All roads appear to lead to the Curragh next for Aidan O'Brien's premier Epsom Classic protagonists Anthony Van Dyck and Pink Dogwood.
O'Brien has restated the plan is likely to be for Saturday's Investec Derby winner to bid for a famous double in the Irish equivalent at the end of this month - while Oaks runner-up will be ready to take on open-age Group One company in the Juddmonte Pretty Polly Stakes on June 28.
Anthony Van Dyck's next big date is a day later, O'Brien confirmed, as he provided an update on future plans for several of his Epsom team.
Ballydoyle supplied five of the first six home from their seven contenders in the Derby, as O'Brien took his winning tally in the great race to a record-equalling seven.
Reflecting on Anthony Van Dyck's route to the top, and his hard-fought half-length win from Kevin Prendergast's runner-up Madhmoon, O'Brien confirmed the Dubai Duty Free Irish Derby is set to be the next target.
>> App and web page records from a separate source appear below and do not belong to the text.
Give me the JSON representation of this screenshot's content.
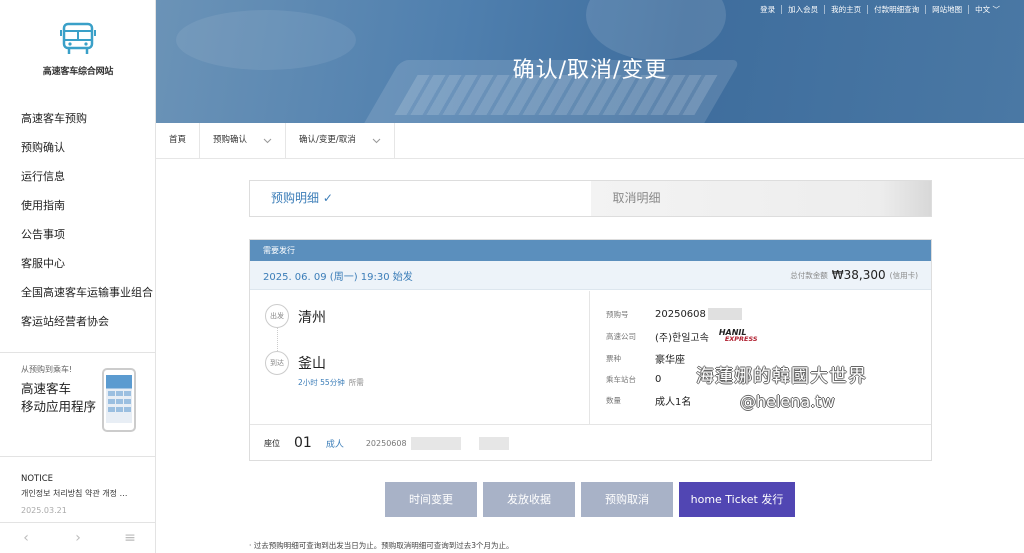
{
  "site": {
    "name": "高速客车综合网站"
  },
  "sidebar": {
    "items": [
      {
        "label": "高速客车预购"
      },
      {
        "label": "预购确认"
      },
      {
        "label": "运行信息"
      },
      {
        "label": "使用指南"
      },
      {
        "label": "公告事项"
      },
      {
        "label": "客服中心"
      },
      {
        "label": "全国高速客车运输事业组合"
      },
      {
        "label": "客运站经营者协会"
      }
    ],
    "promo": {
      "sub": "从预购到乘车!",
      "title1": "高速客车",
      "title2": "移动应用程序"
    },
    "notice": {
      "heading": "NOTICE",
      "title": "개인정보 처리방침 약관 개정 …",
      "date": "2025.03.21"
    },
    "notice_nav": {
      "prev": "‹",
      "next": "›",
      "menu": "≡"
    }
  },
  "util_links": [
    "登录",
    "加入会员",
    "我的主页",
    "付款明细查询",
    "网站地图",
    "中文"
  ],
  "hero": {
    "title": "确认/取消/变更"
  },
  "breadcrumb": {
    "home": "首頁",
    "level1": "预购确认",
    "level2": "确认/变更/取消"
  },
  "tabs": {
    "active": "预购明细",
    "active_mark": "✓",
    "inactive": "取消明细"
  },
  "reservation": {
    "header": "需要发行",
    "departure": "2025. 06. 09 (周一) 19:30 始发",
    "total_label": "总付款金额",
    "total_amount": "₩38,300",
    "payment_method": "(信用卡)",
    "depart_badge": "出发",
    "arrive_badge": "到达",
    "from": "清州",
    "to": "釜山",
    "duration": "2小时 55分钟",
    "duration_suffix": "所需",
    "details": [
      {
        "key": "预购号",
        "value": "20250608"
      },
      {
        "key": "高速公司",
        "value": "(주)한일고속"
      },
      {
        "key": "票种",
        "value": "豪华座"
      },
      {
        "key": "乘车站台",
        "value": "0"
      },
      {
        "key": "数量",
        "value": "成人1名"
      }
    ],
    "hanil_logo": {
      "top": "HANIL",
      "bottom": "EXPRESS"
    },
    "seat": {
      "label": "座位",
      "number": "01",
      "type": "成人",
      "ticket_no": "20250608"
    }
  },
  "buttons": {
    "change_time": "时间变更",
    "issue_receipt": "发放收据",
    "cancel": "预购取消",
    "home_ticket": "home Ticket 发行"
  },
  "footnote": "· 过去预购明细可查询到出发当日为止。预购取消明细可查询到过去3个月为止。",
  "watermark": {
    "line1": "海蓮娜的韓國大世界",
    "line2": "@helena.tw"
  },
  "colors": {
    "accent": "#3b7db8",
    "header_bar": "#5b8fbd",
    "primary_button": "#5146b3",
    "grey_button": "#a8b2c7"
  }
}
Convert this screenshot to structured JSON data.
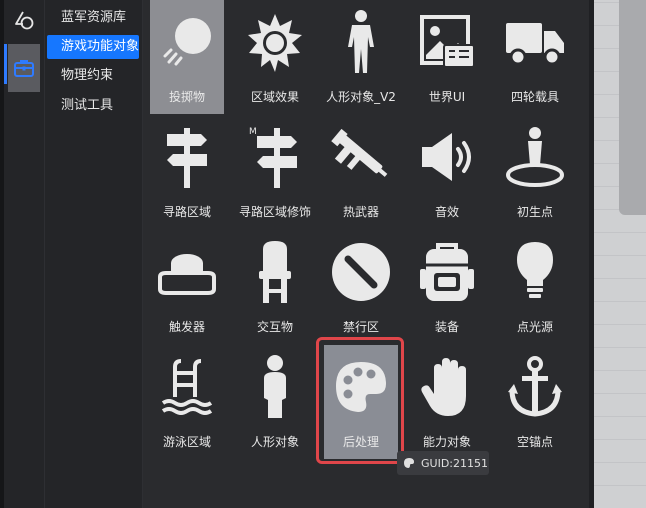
{
  "left_rail": {
    "items": [
      {
        "icon": "shapes-icon"
      },
      {
        "icon": "toolbox-icon",
        "active": true
      }
    ]
  },
  "categories": [
    {
      "label": "蓝军资源库"
    },
    {
      "label": "游戏功能对象",
      "selected": true
    },
    {
      "label": "物理约束"
    },
    {
      "label": "测试工具"
    }
  ],
  "grid": {
    "items": [
      {
        "label": "投掷物",
        "icon": "throwable-icon",
        "state": "selected"
      },
      {
        "label": "区域效果",
        "icon": "sun-area-icon"
      },
      {
        "label": "人形对象_V2",
        "icon": "humanoid-v2-icon"
      },
      {
        "label": "世界UI",
        "icon": "world-ui-icon"
      },
      {
        "label": "四轮载具",
        "icon": "truck-icon"
      },
      {
        "label": "寻路区域",
        "icon": "signpost-icon"
      },
      {
        "label": "寻路区域修饰",
        "icon": "signpost-modifier-icon"
      },
      {
        "label": "热武器",
        "icon": "gun-icon"
      },
      {
        "label": "音效",
        "icon": "speaker-icon"
      },
      {
        "label": "初生点",
        "icon": "spawn-point-icon"
      },
      {
        "label": "触发器",
        "icon": "trigger-button-icon"
      },
      {
        "label": "交互物",
        "icon": "chair-icon"
      },
      {
        "label": "禁行区",
        "icon": "no-entry-icon"
      },
      {
        "label": "装备",
        "icon": "backpack-icon"
      },
      {
        "label": "点光源",
        "icon": "light-bulb-icon"
      },
      {
        "label": "游泳区域",
        "icon": "pool-ladder-icon"
      },
      {
        "label": "人形对象",
        "icon": "humanoid-icon"
      },
      {
        "label": "后处理",
        "icon": "palette-icon",
        "state": "hover"
      },
      {
        "label": "能力对象",
        "icon": "hand-icon"
      },
      {
        "label": "空锚点",
        "icon": "anchor-icon"
      }
    ]
  },
  "tooltip": {
    "text": "GUID:21151",
    "icon": "palette-small-icon"
  },
  "colors": {
    "accent": "#1677ff",
    "hover_ring": "#e0464a",
    "icon_fill": "#e9e9e9",
    "selected_tile": "#8d8e93"
  }
}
"He ran in all the top two-year-old races, and he finished up and went to America (for the Breeders' Cup Juvenile Turf) - so he was very solid mentally and physically," the trainer told Sky Sports Racing.
"I think the lads (Coolmore) had it in their head that he would come back to the Curragh if everything went well.
"I haven't spoken to them yet (since), and they'll probably want to see how the horse is over the coming week and then make their plan - but I think that's what they were thinking of at the moment."
The nagging question Anthony Van Dyck answered for O'Brien at Epsom was that he had the necessary stamina - and he therefore remains confident a drop back in trip at some point will be no issue.
"We thought he would, that a mile and a quarter would be no problem to him," he added.
"He's out of a very fast mare, by Galileo, so I suppose the thing we weren't sure about was the mile and a half. But he got it very well."
Pink Dogwood, beaten just a neck by Anapurna in the Oaks on Friday, is in line to drop back to 10 furlongs.
"She seems to be fine - everyone is happy with her," said O'Brien.
"We were delighted. She might have a little easy time for a few days, and then she might be trained for the Pretty Polly.
"We're looking forward to going back racing at the Curragh. We're thinking of something like that, but haven't spoken to the lads yet.
"We think she's a filly to look forward to for the rest of the year."
O'Brien also has high hopes for the future of Sir Dragonet, beaten for the first time as favourite in the Derby but barely a length behind Anthony Van Dyck - in just his third race and only six weeks after his debut.
"Sir Dragonet is a lovely horse," he said.
"He ran an incredible race, and would have learned a lot.
"He was a real baby going into the race, but he ran unbelievably well and is really a horse to look forward to."
Japan, third at the weekend, falls into the same category - having, like the winner, faced a tight schedule to be ready for his prep race.
"Japan was in the same boat as Anthony Van Dyck when he ran (in the Dante) - he wouldn't even have been ready to run at Lingfield (in the Derby Trial there).
"It was the first time he was ready to start, so we felt he would come forward a lot from the Dante."